Task: Your answer should consist of each line from the data below that contains "selection".

Stored items:
_____
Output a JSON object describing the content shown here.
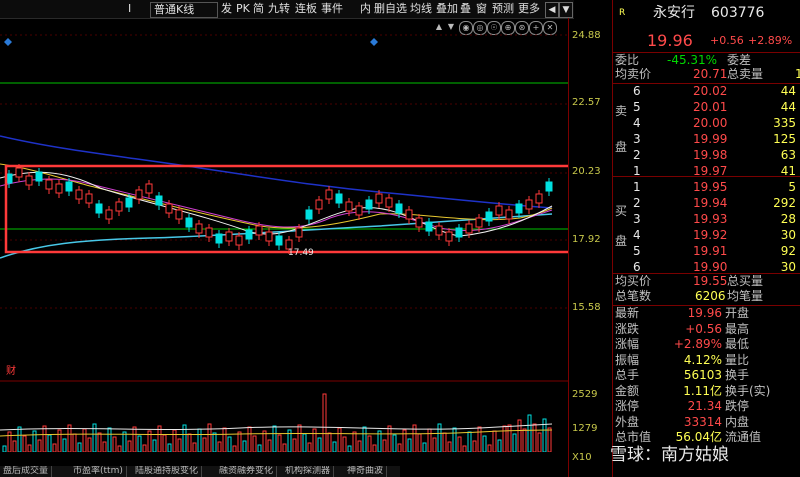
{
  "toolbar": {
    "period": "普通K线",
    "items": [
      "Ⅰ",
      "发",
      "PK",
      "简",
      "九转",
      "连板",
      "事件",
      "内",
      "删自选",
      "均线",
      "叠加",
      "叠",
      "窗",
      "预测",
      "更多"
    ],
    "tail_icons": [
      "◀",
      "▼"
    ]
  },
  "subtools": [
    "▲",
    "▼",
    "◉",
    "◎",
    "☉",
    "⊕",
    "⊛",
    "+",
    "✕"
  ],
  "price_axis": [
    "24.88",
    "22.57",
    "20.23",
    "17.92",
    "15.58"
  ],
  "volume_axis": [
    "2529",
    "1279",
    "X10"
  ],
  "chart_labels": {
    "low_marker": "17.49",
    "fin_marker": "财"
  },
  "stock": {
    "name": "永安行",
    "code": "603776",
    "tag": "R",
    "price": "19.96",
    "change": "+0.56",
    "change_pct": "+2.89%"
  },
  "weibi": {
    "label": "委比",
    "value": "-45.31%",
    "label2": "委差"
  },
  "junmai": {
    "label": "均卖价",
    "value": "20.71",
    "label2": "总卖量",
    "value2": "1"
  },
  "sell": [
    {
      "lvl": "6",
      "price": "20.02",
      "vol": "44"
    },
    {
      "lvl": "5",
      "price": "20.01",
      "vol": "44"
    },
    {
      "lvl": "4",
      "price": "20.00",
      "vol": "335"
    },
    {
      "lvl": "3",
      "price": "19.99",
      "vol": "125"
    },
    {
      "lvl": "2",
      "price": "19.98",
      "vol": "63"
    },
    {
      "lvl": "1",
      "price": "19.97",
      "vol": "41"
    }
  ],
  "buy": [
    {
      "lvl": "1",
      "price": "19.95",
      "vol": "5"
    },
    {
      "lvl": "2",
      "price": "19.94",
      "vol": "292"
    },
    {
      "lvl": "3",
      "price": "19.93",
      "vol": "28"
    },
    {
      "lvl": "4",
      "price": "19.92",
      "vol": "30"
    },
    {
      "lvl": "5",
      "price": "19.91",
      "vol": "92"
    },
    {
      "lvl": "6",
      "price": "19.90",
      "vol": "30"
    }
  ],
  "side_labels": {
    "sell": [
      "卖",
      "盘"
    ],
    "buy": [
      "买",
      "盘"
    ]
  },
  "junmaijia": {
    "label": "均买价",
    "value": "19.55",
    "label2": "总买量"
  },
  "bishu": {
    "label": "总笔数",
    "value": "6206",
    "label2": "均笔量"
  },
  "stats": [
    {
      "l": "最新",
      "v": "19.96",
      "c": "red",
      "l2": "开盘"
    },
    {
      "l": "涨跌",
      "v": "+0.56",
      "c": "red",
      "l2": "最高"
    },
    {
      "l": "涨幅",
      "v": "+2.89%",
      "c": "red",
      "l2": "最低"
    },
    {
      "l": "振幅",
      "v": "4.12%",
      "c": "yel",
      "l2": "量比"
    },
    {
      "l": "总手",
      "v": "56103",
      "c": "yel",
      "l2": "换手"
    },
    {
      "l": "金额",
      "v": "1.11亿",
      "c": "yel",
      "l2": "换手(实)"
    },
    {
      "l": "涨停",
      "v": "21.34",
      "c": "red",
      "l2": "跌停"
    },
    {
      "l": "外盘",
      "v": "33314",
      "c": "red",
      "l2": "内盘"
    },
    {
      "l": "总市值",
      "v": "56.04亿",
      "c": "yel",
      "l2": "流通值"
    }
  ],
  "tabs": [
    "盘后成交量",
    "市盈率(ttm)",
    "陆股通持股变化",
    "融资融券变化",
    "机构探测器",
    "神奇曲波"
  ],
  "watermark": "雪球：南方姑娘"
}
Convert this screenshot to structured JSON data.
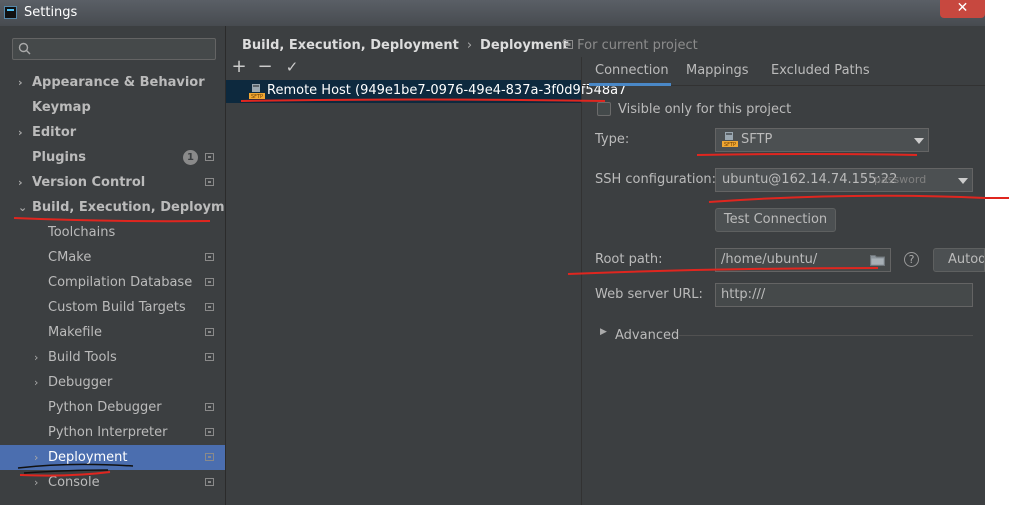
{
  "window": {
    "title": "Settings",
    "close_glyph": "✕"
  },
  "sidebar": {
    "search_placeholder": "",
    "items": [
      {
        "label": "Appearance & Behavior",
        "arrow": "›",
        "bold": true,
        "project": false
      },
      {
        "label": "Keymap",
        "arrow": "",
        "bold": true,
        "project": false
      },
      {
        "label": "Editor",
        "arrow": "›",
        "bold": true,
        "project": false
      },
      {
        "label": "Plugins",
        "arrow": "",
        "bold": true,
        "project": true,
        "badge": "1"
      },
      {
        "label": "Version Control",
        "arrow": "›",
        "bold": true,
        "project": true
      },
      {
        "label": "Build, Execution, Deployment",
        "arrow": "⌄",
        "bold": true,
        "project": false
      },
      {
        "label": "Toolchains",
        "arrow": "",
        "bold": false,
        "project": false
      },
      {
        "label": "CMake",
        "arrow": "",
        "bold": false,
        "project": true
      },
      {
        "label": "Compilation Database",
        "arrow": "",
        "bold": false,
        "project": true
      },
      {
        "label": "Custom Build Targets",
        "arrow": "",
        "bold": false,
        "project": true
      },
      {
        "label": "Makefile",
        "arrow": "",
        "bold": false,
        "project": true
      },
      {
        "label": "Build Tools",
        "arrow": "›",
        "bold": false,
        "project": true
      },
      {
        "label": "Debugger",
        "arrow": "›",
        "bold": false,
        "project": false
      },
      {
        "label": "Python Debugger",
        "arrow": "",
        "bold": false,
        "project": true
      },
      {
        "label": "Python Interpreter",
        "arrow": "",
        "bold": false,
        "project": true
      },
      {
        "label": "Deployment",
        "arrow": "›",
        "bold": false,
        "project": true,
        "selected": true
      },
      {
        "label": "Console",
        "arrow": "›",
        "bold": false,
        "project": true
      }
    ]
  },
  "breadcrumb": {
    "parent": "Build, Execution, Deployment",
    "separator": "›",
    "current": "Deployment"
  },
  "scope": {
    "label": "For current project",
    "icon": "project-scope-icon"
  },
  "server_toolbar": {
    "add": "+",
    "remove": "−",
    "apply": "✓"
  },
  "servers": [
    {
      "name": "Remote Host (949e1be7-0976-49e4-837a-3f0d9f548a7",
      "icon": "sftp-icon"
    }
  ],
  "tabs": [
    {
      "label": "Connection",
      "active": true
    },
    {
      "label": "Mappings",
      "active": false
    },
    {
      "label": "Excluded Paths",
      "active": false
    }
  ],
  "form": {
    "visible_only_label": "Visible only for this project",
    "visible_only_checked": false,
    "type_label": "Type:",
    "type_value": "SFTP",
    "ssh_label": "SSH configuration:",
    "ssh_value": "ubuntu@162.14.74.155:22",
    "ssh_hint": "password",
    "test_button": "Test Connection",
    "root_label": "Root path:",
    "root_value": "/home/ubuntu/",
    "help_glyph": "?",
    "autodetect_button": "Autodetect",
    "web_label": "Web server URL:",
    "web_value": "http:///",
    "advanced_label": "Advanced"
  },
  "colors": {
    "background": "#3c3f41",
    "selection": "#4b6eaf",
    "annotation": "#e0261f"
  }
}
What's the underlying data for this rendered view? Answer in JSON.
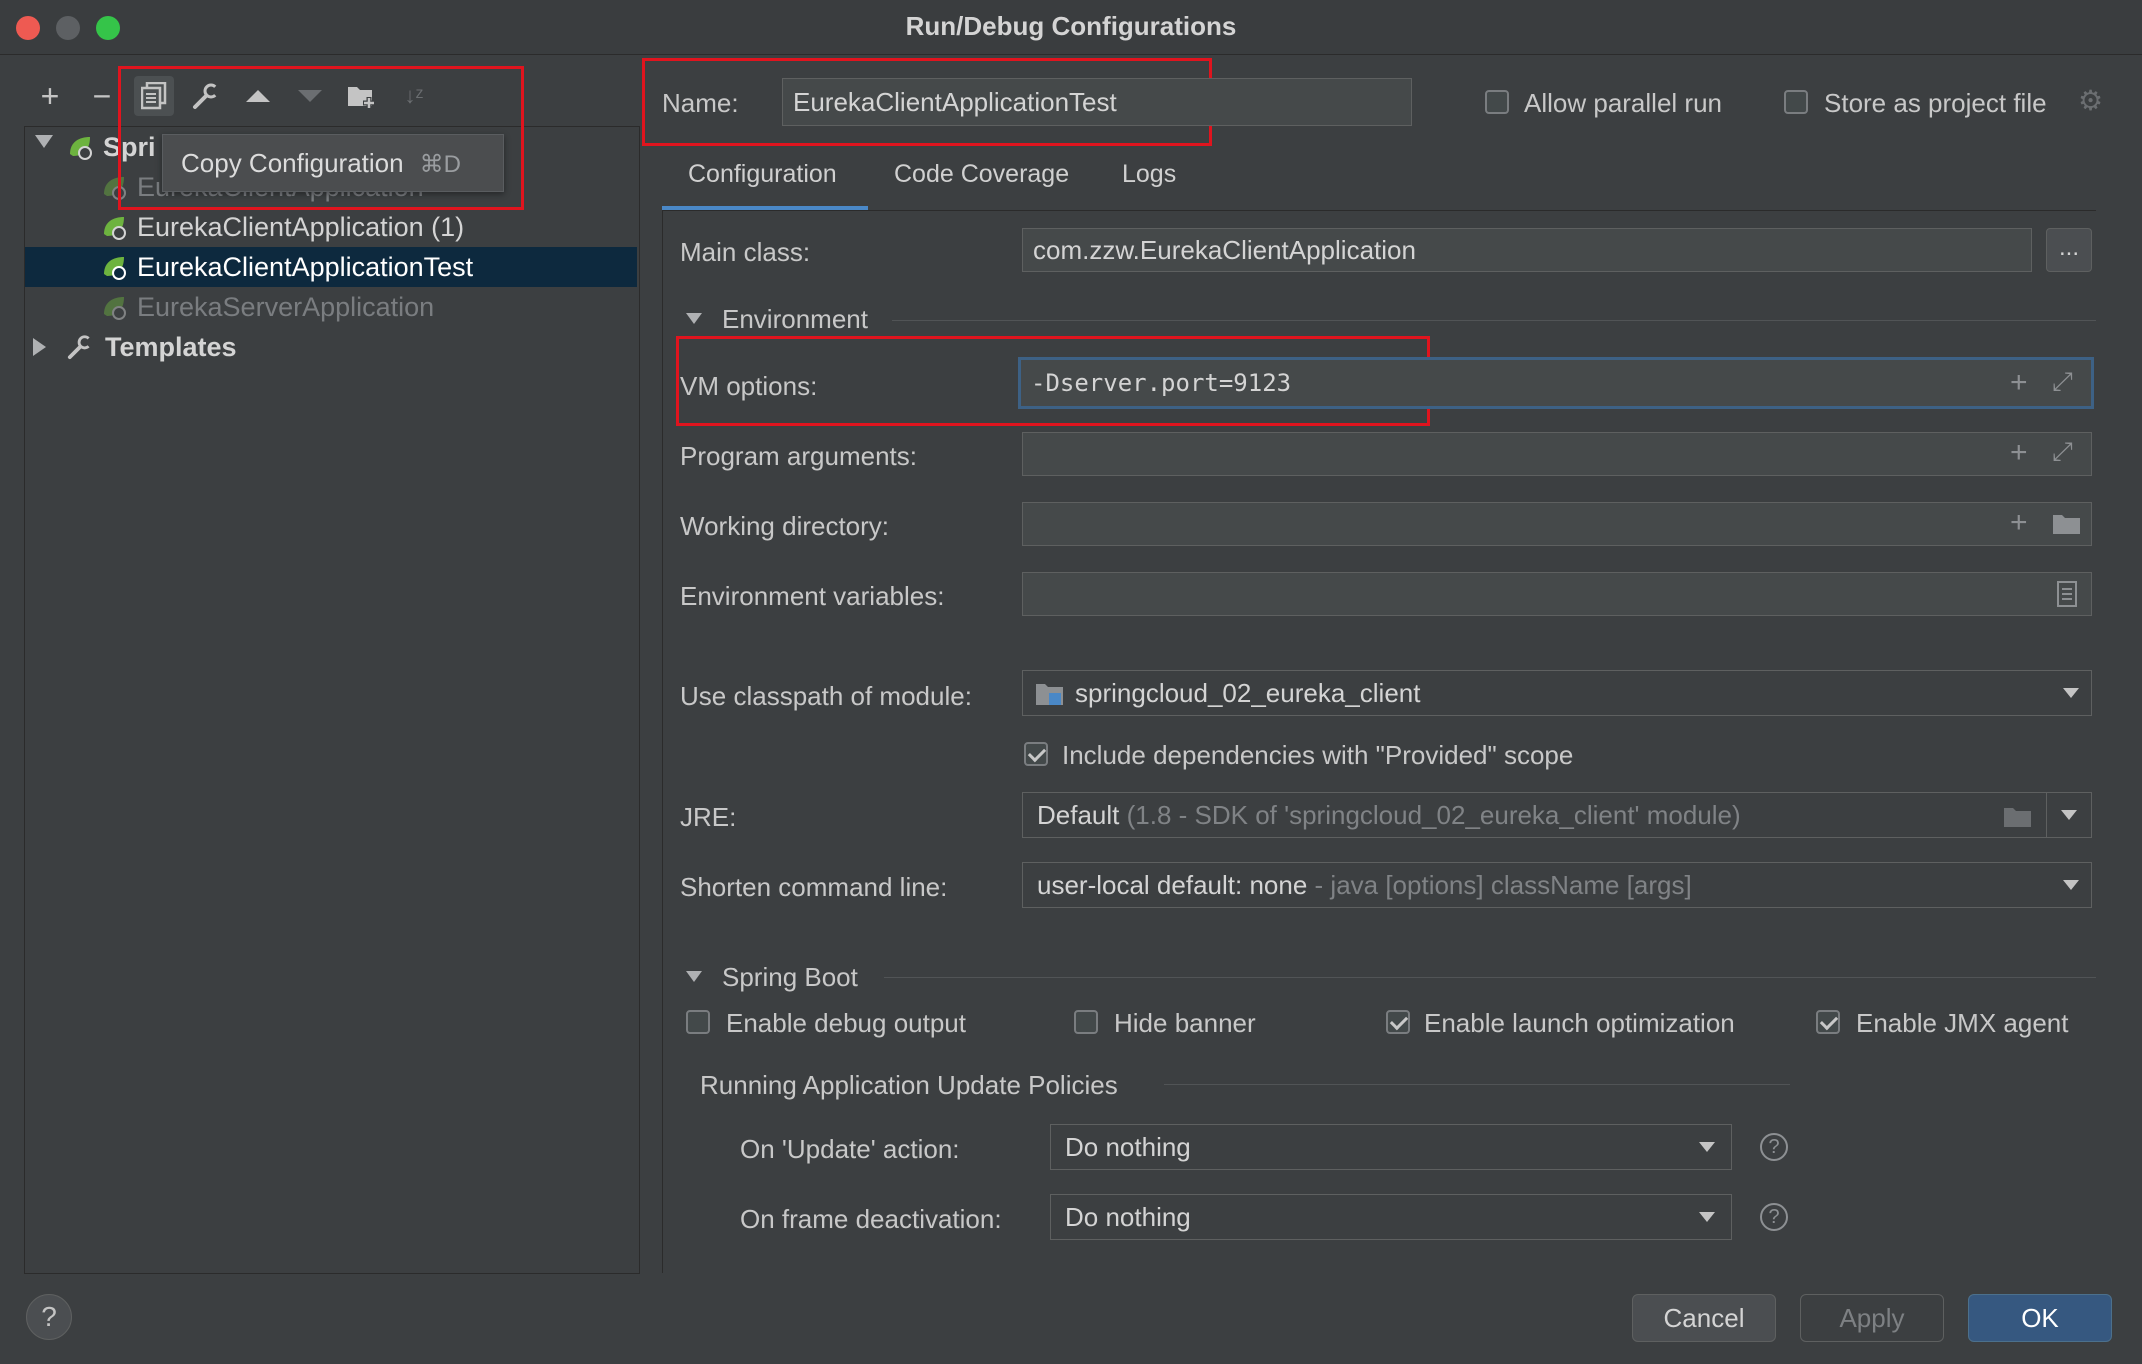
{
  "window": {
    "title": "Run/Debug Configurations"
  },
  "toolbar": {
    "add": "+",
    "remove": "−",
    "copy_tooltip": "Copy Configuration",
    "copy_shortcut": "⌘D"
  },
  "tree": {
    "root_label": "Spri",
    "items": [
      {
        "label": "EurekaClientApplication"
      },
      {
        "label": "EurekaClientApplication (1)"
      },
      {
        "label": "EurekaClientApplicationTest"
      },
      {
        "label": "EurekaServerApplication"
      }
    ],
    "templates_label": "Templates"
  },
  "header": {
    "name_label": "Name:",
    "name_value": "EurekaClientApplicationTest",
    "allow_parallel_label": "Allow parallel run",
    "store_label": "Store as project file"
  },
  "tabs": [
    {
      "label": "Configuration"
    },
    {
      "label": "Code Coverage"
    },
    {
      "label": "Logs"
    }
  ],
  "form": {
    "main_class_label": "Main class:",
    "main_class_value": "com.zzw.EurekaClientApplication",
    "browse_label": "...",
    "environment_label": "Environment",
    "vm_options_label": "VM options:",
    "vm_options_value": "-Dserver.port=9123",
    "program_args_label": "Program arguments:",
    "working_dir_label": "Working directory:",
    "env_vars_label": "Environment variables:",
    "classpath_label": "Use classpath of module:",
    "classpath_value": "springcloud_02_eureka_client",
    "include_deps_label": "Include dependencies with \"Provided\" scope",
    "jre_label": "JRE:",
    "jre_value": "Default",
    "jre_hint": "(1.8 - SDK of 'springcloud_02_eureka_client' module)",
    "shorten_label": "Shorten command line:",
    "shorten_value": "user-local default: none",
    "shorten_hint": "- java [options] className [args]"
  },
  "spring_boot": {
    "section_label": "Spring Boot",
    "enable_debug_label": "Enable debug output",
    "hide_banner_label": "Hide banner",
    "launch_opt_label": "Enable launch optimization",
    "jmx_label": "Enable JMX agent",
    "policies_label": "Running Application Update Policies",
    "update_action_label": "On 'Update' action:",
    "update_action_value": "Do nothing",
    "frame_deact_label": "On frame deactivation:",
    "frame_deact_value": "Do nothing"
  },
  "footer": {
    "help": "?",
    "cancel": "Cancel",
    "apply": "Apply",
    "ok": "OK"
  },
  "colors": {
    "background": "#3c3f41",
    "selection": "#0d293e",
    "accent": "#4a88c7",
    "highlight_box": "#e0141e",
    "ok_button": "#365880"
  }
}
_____
The completed task:
    "selection": "#4b6eaf",
    "selection": "#0d293e",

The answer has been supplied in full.